Ah, I see. It’s the battery life.
Apple chief executive Steve Jobs slammed 3G phones for having limited battery life as he launched the iPhone in the UK through an exclusive deal with network operator O2.
O2 is thought to have signed an unprecedented agreement passing around 10pc of all revenues from the iPhone to Apple, whose tough commercial terms some other mobile networks baulked at.
One of those was Vodafone, whose chief executive Arun Sarin has pointed out that the first version of the iPhone will not run on 3G mobile networks, thus offering only the slower web browsing speeds of 2.5G unless customers are in a wi-fi hotspot. Mr Jobs, however, said Apple had decided against incorporating 3G for now because it drained battery life. “The 3G chipsets work well apart from power. They’re real power hogs. Most phones now have battery lives of two to three hours,” he added.

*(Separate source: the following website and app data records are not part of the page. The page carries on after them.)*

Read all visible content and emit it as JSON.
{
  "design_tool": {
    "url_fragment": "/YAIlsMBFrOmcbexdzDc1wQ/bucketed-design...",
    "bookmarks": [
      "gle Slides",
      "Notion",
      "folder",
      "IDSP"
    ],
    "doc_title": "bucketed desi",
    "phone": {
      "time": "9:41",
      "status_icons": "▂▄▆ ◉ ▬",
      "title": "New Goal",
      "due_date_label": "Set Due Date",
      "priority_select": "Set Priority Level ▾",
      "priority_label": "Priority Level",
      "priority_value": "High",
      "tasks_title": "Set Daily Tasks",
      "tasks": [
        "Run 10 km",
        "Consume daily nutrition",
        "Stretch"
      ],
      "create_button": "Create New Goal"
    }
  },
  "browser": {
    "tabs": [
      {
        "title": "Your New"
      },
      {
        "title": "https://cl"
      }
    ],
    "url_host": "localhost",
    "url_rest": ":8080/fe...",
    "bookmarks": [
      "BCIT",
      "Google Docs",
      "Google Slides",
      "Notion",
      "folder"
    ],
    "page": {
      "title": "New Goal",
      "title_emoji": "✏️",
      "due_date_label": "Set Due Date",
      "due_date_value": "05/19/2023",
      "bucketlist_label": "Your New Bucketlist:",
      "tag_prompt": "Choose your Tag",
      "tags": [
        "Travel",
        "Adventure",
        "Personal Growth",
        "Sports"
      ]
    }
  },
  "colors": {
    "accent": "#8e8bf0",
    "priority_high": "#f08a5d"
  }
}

“Our phone has eight hours of talktime life. That’s really important when you start to use the internet and want to use the phone to listen to music. We’ve got to see the battery lives for 3G get back up into the five-plus hour range. Hopefully we’ll see that late next year.”
Translation: It will give us an opportunity to force all those early adopters to upgrade after the Christmas rush.